The LJC received comments following the broadcast, including the following:
“I watched your discussion with the historian M. Jurgaitė from the Center for the Study of the Genocide and Resistance of Residents of Lithuania on the internet, where she expressed doubt whether Lukša-Daumantas had belonged to the LAF. I admit I am not deeply knowledgeable on this topic and don’t know what sort of organization the LAF in Kaunas was just before the uprising. Nonetheless, the Center’s own internet page under Lukša-Daumantas’s biography says he belonged to the LAF:
“Not even [MP and former Genocide Center historian Dr. Arvydas] Anušauskas has tried to deny Lukša-Daumantas was an LAF member; he only says the man couldn’t have known the ideology of the LAF because he was in prison. Lukša-Daumantas, however, was only in prison for less than two weeks before the uprising, from June 8 [until then]. Perhaps the LAF in Kaunas was different from the LAF in Berlin, but Lukša-Daumantas must have known very well what the ideology of the Kaunas LAF was.
“J. Pajaujas, who seems to have been Lukša-Daumantas’s classmate or fellow student at university, talks about Lukša-Daumantas’s membership in the LAF in his diaries. I haven’t read them and don’t know the details.”
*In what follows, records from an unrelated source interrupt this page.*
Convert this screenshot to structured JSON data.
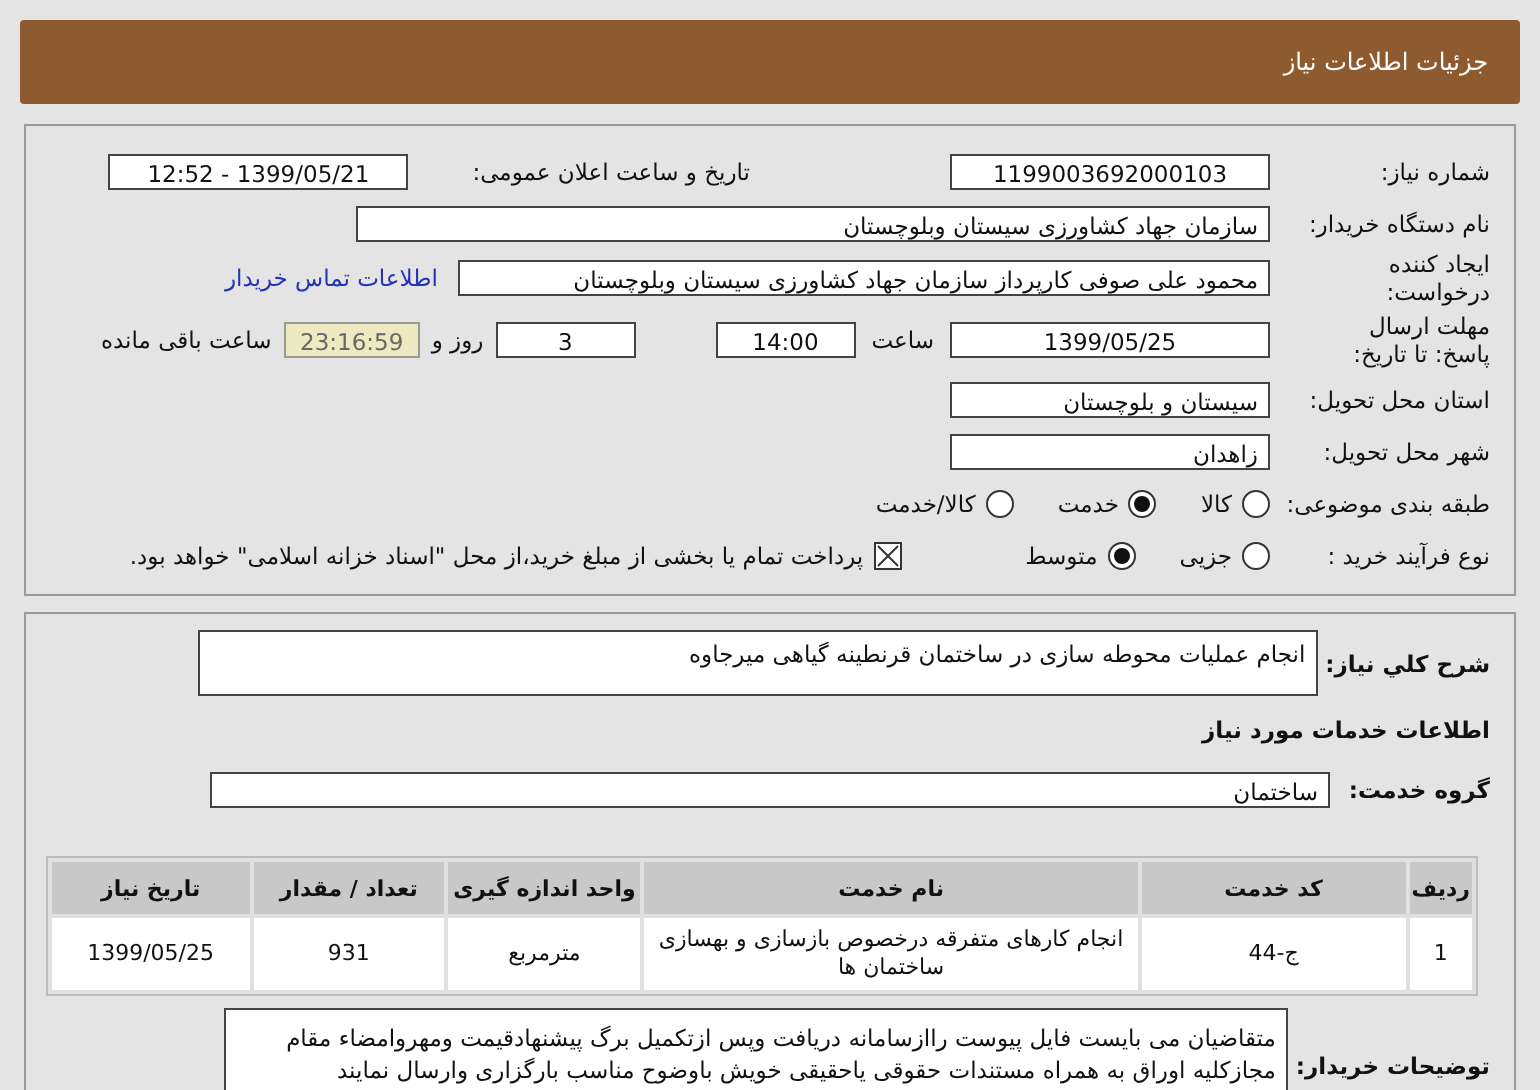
{
  "header": {
    "title": "جزئیات اطلاعات نیاز"
  },
  "need_number": {
    "label": "شماره نیاز:",
    "value": "1199003692000103"
  },
  "announce_date": {
    "label": "تاریخ و ساعت اعلان عمومی:",
    "value": "1399/05/21 - 12:52"
  },
  "buyer_org": {
    "label": "نام دستگاه خریدار:",
    "value": "سازمان جهاد کشاورزی سیستان وبلوچستان"
  },
  "requester": {
    "label": "ایجاد کننده درخواست:",
    "value": "محمود علی صوفی کارپرداز سازمان جهاد کشاورزی سیستان وبلوچستان",
    "link": "اطلاعات تماس خریدار"
  },
  "deadline": {
    "label": "مهلت ارسال پاسخ: تا تاریخ:",
    "date": "1399/05/25",
    "time_label": "ساعت",
    "time": "14:00",
    "days": "3",
    "days_label": "روز و",
    "remaining": "23:16:59",
    "remaining_label": "ساعت باقی مانده"
  },
  "province": {
    "label": "استان محل تحویل:",
    "value": "سیستان و بلوچستان"
  },
  "city": {
    "label": "شهر محل تحویل:",
    "value": "زاهدان"
  },
  "category": {
    "label": "طبقه بندی موضوعی:",
    "options": [
      {
        "label": "کالا",
        "selected": false
      },
      {
        "label": "خدمت",
        "selected": true
      },
      {
        "label": "کالا/خدمت",
        "selected": false
      }
    ]
  },
  "purchase_type": {
    "label": "نوع فرآیند خرید :",
    "options": [
      {
        "label": "جزیی",
        "selected": false
      },
      {
        "label": "متوسط",
        "selected": true
      }
    ],
    "treasury": {
      "label": "پرداخت تمام یا بخشی از مبلغ خرید،از محل \"اسناد خزانه اسلامی\" خواهد بود.",
      "checked": true
    }
  },
  "description": {
    "label": "شرح کلي نیاز:",
    "value": "انجام عملیات محوطه سازی در ساختمان قرنطینه گیاهی میرجاوه"
  },
  "services_heading": "اطلاعات خدمات مورد نیاز",
  "service_group": {
    "label": "گروه خدمت:",
    "value": "ساختمان"
  },
  "table": {
    "columns": [
      "ردیف",
      "کد خدمت",
      "نام خدمت",
      "واحد اندازه گیری",
      "تعداد / مقدار",
      "تاریخ نیاز"
    ],
    "rows": [
      [
        "1",
        "ج-44",
        "انجام کارهای متفرقه درخصوص بازسازی و بهسازی ساختمان ها",
        "مترمربع",
        "931",
        "1399/05/25"
      ]
    ]
  },
  "buyer_notes": {
    "label": "توضیحات خریدار:",
    "value": "متقاضیان می بایست فایل پیوست رااز‌سامانه دریافت وپس ازتکمیل برگ پیشنهادقیمت ومهروامضاء مقام مجازکلیه اوراق به همراه مستندات حقوقی یاحقیقی خویش باوضوح مناسب بارگزاری وارسال نمایند"
  }
}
Another correspondent sent us excerpts from the book “Kauno getas (1941-1944 m.)” [Kaunas Ghetto 1941-144] by Genocide Center historian Arūnas Bubnys:
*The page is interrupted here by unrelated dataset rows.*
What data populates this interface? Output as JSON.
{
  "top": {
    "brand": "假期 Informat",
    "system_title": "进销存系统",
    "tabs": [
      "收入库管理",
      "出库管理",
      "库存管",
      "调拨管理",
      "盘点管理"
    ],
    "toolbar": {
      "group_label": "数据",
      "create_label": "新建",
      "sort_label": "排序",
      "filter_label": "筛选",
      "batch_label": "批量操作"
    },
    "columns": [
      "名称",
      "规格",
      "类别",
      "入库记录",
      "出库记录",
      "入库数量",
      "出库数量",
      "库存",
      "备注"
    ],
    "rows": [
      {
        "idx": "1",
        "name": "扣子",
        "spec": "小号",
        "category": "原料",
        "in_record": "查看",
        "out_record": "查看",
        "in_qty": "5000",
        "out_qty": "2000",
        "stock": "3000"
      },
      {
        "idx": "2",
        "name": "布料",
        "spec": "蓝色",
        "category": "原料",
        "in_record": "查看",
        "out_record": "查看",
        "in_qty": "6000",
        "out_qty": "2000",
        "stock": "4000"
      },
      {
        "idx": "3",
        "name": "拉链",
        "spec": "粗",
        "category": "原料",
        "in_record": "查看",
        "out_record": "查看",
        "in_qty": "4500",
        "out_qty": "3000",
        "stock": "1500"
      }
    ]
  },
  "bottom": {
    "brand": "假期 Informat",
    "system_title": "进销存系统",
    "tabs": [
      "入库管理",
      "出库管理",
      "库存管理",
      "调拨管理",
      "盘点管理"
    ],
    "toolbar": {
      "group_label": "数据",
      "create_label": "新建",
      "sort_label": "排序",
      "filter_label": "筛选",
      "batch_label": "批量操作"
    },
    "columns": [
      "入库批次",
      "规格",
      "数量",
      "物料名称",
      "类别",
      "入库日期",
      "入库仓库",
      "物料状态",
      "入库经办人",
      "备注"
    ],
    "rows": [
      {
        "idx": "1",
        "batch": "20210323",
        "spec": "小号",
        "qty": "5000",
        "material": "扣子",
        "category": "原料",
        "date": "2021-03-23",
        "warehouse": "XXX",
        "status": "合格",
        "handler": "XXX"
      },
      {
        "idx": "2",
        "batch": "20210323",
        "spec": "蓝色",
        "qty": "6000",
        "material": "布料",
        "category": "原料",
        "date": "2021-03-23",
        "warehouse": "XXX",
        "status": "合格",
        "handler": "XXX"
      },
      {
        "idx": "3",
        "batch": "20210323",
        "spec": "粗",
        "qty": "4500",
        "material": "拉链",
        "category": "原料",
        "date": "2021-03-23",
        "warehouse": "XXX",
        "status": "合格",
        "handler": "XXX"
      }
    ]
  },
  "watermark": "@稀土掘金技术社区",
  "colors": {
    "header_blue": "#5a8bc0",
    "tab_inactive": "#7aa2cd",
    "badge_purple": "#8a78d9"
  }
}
“Lukša-Daumantas was released from prison on June 23, 1941. How did his brother Antanas learn of his release and how did he learn of the rendezvous location? It’s unlikely that he was liberated, that he was released by Soviet authorities who then informed his brother.”
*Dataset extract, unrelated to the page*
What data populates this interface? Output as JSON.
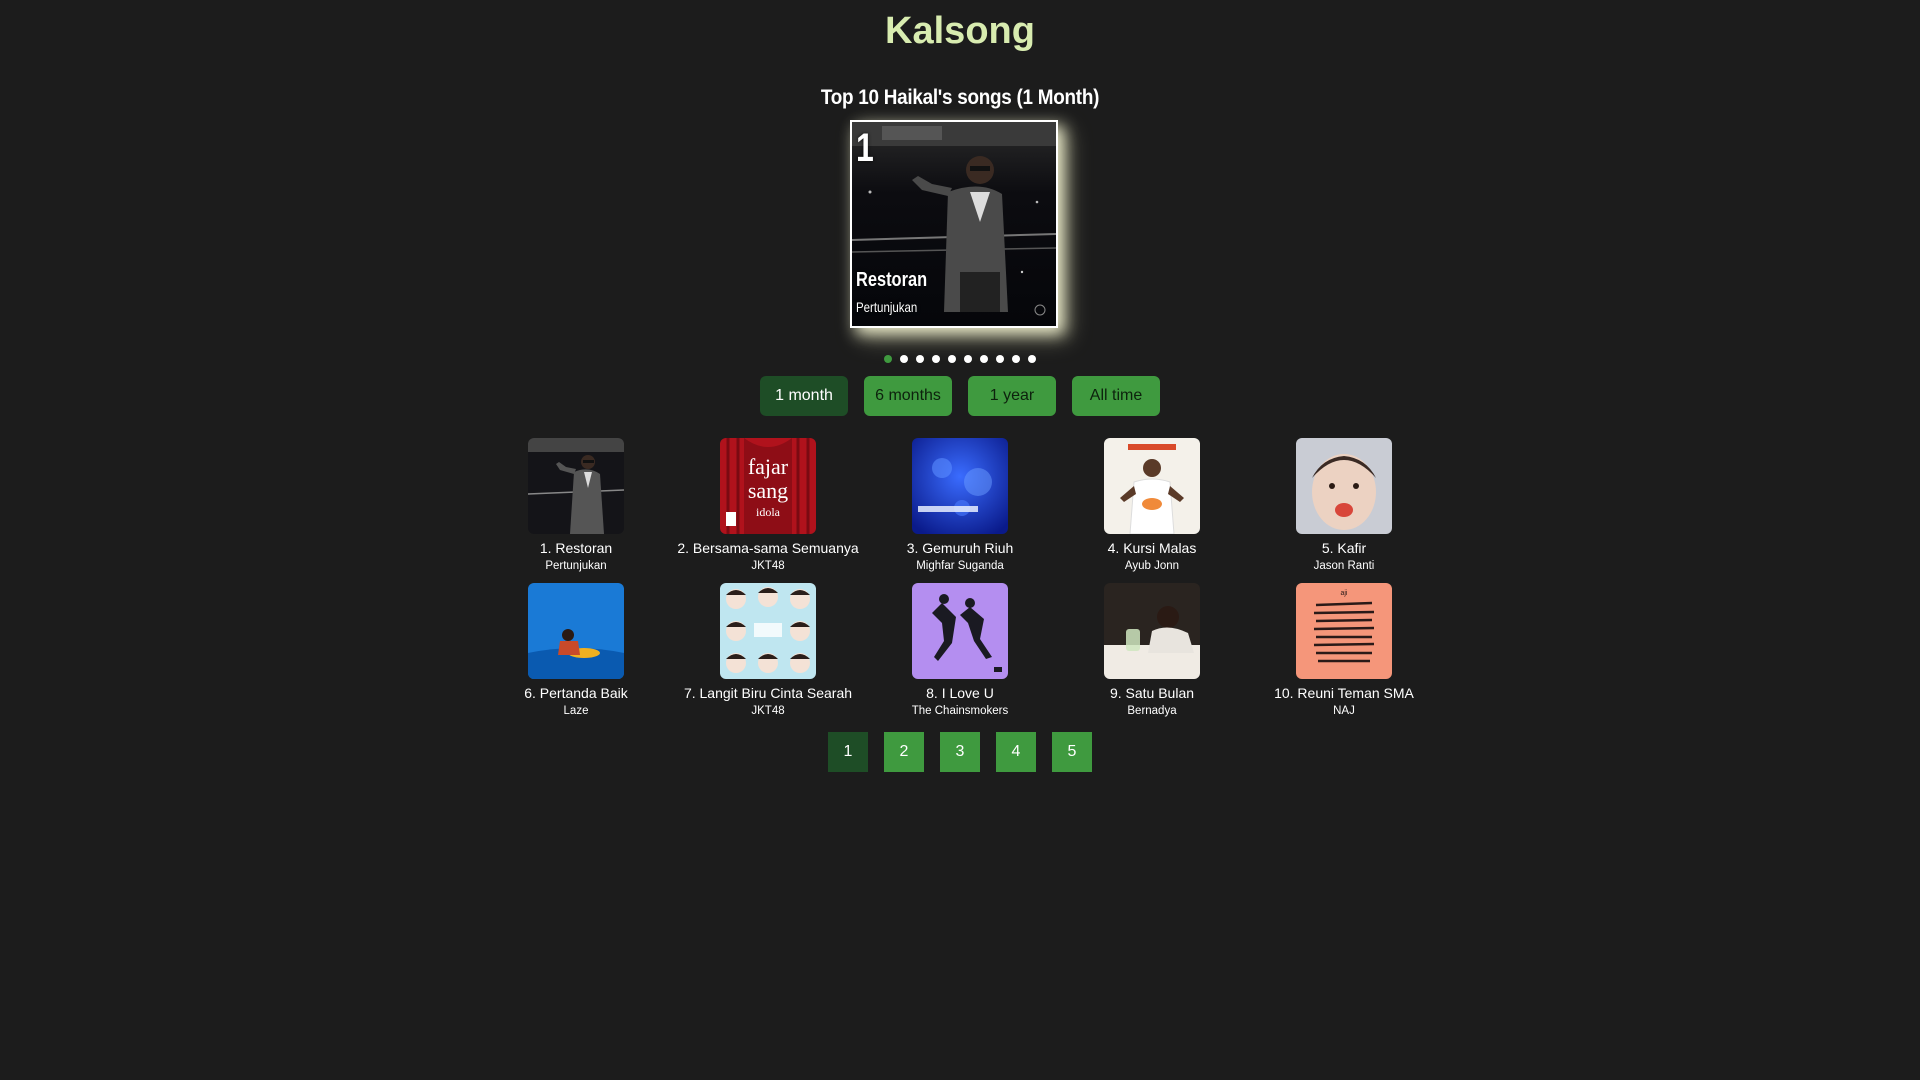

“NKGB interrogation department director Eusėjus Rozauskas, one of the most active of the NKVD agents, suggested initially housing them in the Kaunas prison: ‘Without prospects for evacuating prisoners from Kaunas prison No. 1, to segregate from them the most dangerous and before withdrawing to shoot them.’ At 1 A.M. in the morning on June 23, however, the entire NKVD leadership fled Kaunas.”
“Armed bands of Lithuanians (the so-called Lithuanian partisans, prisoners released from Soviet prison and criminals) subordinate to German security carried out the mass murder of Jews in Vilijampolė [Slobodka] on the night and morning of June 25 and 26. During the pogroms several thousand Jews were murdered (including among the victims women and children). The shooting en masse of Jews began in early July of 1941 at the Seventh Fort in Kaunas.”